The three slogans of the Egyptian Revolution, were liberty, freedom and social justice. These same principles underlie all international human rights law, including both Covenants. In order for them to be achieved, there need to be prompt, effective and impartial investigations, truth-seeking processes, judicial accountability mechanisms, and reparation programmes, as well as a strengthening of institutional reform and guaranteeing of non-recurrence of the violations that were rampant during the Mubarak era.There are additional concerns that the Constitutional Assembly did not adequately represent a full political and cultural spectrum, and that actions such as adopting a Constitution might cause further tension.

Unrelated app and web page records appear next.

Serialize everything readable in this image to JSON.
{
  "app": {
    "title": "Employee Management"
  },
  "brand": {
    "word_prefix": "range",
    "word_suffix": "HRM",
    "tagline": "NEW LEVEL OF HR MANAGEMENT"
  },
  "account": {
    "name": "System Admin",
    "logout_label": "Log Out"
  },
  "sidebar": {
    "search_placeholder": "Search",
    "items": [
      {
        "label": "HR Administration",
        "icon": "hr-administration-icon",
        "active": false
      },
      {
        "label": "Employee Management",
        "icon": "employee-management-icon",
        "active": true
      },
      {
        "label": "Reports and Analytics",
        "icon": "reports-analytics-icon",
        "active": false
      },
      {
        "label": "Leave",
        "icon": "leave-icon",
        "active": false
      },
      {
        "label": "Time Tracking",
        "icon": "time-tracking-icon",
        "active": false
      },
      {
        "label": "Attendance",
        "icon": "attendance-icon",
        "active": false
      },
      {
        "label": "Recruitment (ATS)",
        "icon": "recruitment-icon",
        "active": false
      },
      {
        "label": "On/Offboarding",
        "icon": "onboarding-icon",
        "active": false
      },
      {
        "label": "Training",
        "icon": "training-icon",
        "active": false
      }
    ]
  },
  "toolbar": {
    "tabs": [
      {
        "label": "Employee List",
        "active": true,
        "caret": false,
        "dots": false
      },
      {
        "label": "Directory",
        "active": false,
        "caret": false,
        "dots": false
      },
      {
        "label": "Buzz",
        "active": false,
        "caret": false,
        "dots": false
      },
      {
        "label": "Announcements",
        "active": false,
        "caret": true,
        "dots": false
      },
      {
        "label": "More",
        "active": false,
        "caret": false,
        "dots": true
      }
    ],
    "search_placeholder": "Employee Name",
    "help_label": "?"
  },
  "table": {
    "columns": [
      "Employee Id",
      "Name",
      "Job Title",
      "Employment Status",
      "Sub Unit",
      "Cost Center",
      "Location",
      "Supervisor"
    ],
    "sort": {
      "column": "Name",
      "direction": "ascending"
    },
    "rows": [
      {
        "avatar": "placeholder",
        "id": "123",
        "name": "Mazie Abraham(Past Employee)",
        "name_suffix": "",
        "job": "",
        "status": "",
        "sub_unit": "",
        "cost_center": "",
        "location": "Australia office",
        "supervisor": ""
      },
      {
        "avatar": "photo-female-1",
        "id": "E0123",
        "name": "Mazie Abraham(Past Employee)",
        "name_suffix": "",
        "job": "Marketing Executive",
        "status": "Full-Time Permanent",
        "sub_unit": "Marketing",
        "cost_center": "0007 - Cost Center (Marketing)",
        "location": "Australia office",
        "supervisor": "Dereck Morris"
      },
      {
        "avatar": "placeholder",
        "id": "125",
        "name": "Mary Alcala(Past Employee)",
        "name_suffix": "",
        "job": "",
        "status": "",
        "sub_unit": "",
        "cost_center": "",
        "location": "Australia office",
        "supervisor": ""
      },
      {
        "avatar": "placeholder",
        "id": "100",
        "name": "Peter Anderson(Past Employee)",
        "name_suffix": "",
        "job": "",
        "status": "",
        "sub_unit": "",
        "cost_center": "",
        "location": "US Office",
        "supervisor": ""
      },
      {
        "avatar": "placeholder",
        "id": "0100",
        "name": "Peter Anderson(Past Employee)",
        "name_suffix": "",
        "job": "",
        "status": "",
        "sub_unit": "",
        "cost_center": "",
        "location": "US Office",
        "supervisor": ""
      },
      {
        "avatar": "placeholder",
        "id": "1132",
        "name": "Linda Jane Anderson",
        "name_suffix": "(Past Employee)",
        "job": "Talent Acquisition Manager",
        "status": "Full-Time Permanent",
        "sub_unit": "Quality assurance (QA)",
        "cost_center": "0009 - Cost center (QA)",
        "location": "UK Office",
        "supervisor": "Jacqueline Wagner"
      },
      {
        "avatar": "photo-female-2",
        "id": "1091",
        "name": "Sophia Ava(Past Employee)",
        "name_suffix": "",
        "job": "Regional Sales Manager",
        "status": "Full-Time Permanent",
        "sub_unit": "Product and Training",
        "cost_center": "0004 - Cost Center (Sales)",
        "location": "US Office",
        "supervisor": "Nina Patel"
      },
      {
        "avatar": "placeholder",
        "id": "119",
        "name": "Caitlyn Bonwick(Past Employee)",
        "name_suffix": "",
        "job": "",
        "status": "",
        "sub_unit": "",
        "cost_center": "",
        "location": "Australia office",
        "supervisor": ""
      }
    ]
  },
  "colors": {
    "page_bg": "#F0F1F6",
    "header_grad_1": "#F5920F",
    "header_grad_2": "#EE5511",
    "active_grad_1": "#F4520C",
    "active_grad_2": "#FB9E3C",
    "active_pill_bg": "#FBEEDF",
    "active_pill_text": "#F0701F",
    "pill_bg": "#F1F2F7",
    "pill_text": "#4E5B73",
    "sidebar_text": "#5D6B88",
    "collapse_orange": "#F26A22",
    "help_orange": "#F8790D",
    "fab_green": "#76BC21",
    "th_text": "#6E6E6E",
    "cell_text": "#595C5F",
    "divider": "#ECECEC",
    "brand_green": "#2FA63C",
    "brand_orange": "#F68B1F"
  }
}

Egypt has undergone some political turmoil since its revolution [JURIST feature]. Earlier this week Egyptian courts suspended work to protest the decree [JURIST reports] issued by Morsi last week which removed judicial review of his actions and vastly expanded his power. Morsi agreed to meet with the judges [JURIST report] earlier this week to discuss the decree. In October Human Rights Watch [advocacy website] urged Egypt to amend its proposed constitution [JURIST report] to comply with international treaties. In August a lawyer in Egypt filed an appeal challenging a declaration by Morsi granting himself complete legislative and executive power [JURIST reports]. In July, a few days after he was sworn in, Morsi issued a decree [JURIST reports] calling the Egyptian parliament back into session, despite a previous ruling by the country's Supreme Constitutional Court [official website] dissolving parliament after finding that one-third of its members were elected illegally. The court suspended Morsi's decree two days later, after which Morsi vowed that he would respect the ruling [JURIST reports]. Days before its dissolution, the Egyptian parliament elected a new constitutional council after lawmakers finally reached an agreement [JURIST reports] on the political composition of the council. In April the country's Administrative Court temporarily suspended [JURIST report] the work of the Egyptian Constituent Assembly after ruling in favor of a lawsuit challenging the constitutionality of the formation of the panel.